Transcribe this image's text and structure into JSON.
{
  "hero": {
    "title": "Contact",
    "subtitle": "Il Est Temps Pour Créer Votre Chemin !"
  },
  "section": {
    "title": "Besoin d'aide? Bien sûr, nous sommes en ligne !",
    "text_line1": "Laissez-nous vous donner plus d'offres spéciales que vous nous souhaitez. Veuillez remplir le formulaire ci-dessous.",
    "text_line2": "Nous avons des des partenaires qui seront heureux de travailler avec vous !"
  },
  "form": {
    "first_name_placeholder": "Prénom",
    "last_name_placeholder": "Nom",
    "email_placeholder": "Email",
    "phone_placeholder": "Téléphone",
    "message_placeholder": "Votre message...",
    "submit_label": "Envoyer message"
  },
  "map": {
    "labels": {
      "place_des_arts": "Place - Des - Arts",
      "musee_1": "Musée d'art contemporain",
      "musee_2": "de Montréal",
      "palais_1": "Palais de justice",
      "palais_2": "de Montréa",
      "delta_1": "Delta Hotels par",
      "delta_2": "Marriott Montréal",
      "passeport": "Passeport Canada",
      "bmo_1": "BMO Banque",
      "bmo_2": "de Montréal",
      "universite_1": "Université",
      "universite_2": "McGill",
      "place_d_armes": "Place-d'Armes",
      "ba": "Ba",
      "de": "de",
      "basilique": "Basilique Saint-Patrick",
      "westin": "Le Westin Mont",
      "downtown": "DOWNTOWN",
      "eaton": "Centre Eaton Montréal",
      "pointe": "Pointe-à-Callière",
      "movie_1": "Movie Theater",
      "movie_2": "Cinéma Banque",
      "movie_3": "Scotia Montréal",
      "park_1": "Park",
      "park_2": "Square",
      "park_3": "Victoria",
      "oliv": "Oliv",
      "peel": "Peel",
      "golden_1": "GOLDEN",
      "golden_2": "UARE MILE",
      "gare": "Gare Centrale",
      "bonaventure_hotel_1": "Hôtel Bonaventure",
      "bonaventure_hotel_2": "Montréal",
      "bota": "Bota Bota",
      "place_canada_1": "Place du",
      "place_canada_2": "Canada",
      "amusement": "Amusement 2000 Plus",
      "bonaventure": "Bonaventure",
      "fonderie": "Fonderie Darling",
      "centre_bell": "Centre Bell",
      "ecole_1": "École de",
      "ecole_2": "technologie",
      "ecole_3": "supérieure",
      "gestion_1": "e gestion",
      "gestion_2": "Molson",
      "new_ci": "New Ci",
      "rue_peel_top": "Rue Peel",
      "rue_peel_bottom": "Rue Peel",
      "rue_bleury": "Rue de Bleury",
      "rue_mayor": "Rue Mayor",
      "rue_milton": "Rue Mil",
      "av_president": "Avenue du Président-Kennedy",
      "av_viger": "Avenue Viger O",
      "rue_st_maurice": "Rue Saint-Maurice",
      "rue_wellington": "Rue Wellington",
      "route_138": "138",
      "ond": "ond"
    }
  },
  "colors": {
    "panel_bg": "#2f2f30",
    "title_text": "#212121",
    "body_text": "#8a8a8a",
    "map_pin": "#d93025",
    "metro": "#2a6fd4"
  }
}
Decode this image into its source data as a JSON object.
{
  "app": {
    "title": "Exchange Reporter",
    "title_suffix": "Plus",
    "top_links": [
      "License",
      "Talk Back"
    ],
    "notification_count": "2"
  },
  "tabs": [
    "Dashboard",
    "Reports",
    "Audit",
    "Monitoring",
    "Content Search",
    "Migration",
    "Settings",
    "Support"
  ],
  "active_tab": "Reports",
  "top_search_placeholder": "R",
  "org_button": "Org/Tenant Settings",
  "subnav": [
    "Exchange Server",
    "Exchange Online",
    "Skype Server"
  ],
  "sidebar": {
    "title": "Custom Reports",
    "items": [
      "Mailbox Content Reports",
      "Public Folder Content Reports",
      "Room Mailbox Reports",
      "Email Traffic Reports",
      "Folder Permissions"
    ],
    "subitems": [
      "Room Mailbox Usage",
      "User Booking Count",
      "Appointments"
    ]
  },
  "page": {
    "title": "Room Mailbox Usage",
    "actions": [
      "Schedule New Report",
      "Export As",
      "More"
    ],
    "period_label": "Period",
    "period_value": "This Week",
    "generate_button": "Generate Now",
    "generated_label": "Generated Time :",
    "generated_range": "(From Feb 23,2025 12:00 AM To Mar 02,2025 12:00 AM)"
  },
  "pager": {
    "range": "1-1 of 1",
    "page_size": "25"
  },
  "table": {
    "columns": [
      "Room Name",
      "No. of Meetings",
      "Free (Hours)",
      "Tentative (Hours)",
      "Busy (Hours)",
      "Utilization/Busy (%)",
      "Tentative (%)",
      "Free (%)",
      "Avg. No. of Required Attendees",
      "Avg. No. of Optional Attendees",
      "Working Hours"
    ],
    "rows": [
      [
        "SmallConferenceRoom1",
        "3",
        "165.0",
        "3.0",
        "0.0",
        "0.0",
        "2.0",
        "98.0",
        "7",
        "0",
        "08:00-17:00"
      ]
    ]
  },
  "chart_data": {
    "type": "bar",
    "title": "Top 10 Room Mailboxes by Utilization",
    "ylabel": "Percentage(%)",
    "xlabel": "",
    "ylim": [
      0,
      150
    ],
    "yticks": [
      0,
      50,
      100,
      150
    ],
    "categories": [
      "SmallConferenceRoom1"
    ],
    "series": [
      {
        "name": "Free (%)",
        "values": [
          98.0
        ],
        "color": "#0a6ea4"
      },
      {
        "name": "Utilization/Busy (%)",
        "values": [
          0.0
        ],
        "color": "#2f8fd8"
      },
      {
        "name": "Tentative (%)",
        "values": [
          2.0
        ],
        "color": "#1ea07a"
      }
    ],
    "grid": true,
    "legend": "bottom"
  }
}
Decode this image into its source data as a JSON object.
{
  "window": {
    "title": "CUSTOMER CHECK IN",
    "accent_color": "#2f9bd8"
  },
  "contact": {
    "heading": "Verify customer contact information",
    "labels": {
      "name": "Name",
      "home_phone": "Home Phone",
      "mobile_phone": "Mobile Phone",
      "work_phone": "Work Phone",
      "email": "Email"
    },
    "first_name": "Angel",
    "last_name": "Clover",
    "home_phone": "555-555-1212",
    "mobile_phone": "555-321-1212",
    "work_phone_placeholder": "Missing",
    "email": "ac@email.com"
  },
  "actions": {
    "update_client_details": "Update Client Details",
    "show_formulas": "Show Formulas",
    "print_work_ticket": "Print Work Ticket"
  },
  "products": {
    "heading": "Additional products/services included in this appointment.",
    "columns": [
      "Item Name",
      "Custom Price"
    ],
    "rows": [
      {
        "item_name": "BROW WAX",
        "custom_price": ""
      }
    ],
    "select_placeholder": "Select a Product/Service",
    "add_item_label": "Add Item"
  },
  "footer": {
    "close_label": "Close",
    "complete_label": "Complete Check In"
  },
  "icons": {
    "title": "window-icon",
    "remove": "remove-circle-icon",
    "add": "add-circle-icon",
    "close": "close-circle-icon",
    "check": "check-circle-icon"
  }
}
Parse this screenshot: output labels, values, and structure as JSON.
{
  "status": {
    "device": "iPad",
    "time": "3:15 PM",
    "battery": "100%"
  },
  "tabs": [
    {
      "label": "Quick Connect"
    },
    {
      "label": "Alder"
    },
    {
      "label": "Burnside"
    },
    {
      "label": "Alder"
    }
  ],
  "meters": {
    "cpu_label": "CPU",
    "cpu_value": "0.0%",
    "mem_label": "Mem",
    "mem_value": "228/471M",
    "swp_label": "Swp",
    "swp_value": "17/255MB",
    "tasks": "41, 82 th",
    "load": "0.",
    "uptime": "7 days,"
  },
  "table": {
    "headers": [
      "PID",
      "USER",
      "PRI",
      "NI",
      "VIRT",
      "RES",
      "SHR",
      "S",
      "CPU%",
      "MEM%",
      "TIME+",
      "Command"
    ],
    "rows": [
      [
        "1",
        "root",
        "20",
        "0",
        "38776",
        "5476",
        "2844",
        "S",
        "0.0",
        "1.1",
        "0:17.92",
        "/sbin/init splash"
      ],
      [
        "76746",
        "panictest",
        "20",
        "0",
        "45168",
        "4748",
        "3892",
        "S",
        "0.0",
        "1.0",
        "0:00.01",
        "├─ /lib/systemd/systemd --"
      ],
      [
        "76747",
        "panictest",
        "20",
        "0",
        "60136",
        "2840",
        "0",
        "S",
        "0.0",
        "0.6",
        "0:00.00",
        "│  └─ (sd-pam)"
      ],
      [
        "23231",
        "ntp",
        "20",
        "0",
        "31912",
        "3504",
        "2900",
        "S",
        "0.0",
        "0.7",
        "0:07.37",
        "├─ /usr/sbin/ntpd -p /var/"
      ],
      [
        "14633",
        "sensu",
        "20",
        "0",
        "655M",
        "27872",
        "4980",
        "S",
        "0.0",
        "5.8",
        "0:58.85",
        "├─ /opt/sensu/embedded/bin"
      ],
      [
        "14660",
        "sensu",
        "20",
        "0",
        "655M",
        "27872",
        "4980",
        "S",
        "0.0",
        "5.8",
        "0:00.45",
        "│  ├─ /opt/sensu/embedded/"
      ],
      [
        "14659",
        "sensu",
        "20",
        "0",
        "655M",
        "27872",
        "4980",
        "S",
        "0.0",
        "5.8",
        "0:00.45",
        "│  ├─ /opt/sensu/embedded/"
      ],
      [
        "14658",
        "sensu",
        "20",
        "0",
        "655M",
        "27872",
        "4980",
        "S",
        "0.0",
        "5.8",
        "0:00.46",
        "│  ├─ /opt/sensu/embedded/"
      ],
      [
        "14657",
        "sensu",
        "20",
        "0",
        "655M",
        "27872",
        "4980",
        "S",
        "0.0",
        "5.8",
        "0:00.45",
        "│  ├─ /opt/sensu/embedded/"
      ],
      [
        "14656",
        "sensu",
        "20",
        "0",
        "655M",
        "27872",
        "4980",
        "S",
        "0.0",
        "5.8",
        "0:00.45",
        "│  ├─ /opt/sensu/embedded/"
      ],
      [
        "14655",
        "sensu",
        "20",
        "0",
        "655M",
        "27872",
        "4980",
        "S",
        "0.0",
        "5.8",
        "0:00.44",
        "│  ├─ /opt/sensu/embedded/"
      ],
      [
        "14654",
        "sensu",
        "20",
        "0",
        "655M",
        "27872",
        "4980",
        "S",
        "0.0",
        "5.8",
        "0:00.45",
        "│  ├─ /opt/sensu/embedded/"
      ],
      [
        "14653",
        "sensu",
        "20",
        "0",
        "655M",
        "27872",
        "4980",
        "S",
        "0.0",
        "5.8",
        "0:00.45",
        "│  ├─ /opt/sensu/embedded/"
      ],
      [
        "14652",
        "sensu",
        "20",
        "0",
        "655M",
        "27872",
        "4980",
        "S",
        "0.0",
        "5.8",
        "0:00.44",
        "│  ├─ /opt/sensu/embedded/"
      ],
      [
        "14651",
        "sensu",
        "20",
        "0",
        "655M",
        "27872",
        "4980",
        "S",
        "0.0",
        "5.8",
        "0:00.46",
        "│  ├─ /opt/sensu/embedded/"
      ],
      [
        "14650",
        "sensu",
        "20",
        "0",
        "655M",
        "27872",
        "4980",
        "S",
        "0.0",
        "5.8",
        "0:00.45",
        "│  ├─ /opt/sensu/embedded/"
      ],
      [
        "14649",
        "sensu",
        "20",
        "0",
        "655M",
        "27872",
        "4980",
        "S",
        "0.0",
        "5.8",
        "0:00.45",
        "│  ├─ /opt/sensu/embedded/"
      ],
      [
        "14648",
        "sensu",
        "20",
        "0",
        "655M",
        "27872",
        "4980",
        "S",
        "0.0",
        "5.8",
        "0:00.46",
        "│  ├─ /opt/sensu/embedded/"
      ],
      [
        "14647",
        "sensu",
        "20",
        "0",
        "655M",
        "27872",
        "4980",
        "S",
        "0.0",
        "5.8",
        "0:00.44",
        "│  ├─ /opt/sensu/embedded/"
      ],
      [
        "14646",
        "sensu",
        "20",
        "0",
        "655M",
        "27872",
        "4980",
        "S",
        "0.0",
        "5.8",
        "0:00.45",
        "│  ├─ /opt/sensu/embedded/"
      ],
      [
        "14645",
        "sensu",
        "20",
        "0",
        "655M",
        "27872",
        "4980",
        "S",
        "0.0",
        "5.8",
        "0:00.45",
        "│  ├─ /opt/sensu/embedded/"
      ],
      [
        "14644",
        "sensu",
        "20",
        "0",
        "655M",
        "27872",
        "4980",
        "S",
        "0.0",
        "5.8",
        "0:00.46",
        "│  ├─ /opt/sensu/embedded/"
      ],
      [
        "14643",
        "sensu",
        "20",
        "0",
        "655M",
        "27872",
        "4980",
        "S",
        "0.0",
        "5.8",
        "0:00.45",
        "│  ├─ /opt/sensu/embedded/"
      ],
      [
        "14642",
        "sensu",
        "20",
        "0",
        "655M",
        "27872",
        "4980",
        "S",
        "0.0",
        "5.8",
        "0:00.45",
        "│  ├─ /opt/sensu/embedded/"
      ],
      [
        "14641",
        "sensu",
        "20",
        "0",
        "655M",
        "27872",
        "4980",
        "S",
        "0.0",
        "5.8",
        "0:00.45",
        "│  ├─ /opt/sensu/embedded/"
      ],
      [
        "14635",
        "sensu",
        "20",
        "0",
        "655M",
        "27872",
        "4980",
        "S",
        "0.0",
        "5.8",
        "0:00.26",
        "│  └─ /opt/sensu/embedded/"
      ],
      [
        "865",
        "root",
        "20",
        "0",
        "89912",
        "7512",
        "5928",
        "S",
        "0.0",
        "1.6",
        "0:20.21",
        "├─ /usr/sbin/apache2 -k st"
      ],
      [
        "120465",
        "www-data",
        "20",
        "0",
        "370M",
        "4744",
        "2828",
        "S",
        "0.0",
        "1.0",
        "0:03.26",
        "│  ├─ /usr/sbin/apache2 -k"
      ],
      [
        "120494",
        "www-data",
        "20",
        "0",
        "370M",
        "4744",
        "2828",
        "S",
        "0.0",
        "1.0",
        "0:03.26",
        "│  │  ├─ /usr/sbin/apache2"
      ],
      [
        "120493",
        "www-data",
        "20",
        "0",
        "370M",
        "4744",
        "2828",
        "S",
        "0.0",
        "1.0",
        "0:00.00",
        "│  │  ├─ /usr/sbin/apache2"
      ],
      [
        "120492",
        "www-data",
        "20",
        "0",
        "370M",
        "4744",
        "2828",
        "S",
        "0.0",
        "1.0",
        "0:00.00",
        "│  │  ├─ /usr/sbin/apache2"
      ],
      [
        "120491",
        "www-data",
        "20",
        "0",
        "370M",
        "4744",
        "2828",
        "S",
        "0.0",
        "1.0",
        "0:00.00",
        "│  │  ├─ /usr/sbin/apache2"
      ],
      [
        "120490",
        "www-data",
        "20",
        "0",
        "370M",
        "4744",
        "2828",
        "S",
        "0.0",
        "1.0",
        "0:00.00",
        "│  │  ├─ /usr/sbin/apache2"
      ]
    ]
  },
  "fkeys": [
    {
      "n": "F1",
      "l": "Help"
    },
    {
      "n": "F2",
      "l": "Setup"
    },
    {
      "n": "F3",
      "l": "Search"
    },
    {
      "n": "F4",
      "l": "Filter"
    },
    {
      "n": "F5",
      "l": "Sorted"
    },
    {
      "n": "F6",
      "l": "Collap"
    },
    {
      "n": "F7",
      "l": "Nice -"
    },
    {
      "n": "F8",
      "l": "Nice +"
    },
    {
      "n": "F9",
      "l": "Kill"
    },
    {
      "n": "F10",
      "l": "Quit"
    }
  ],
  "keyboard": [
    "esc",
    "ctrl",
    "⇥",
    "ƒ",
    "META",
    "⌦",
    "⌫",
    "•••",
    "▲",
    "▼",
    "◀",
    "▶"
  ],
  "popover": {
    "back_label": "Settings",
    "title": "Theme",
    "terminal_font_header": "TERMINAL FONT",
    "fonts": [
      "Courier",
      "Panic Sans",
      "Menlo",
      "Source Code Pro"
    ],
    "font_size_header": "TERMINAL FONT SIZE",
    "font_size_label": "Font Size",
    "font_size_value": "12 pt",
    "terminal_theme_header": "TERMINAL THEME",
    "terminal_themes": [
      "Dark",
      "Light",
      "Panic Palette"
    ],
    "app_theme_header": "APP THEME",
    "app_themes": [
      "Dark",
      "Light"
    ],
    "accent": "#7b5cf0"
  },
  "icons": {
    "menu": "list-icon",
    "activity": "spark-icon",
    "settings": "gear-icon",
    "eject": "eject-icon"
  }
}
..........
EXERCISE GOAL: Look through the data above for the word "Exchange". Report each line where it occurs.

SOLUTION BELOW:
    "title": "Exchange Reporter",
    "Exchange Server",
    "Exchange Online",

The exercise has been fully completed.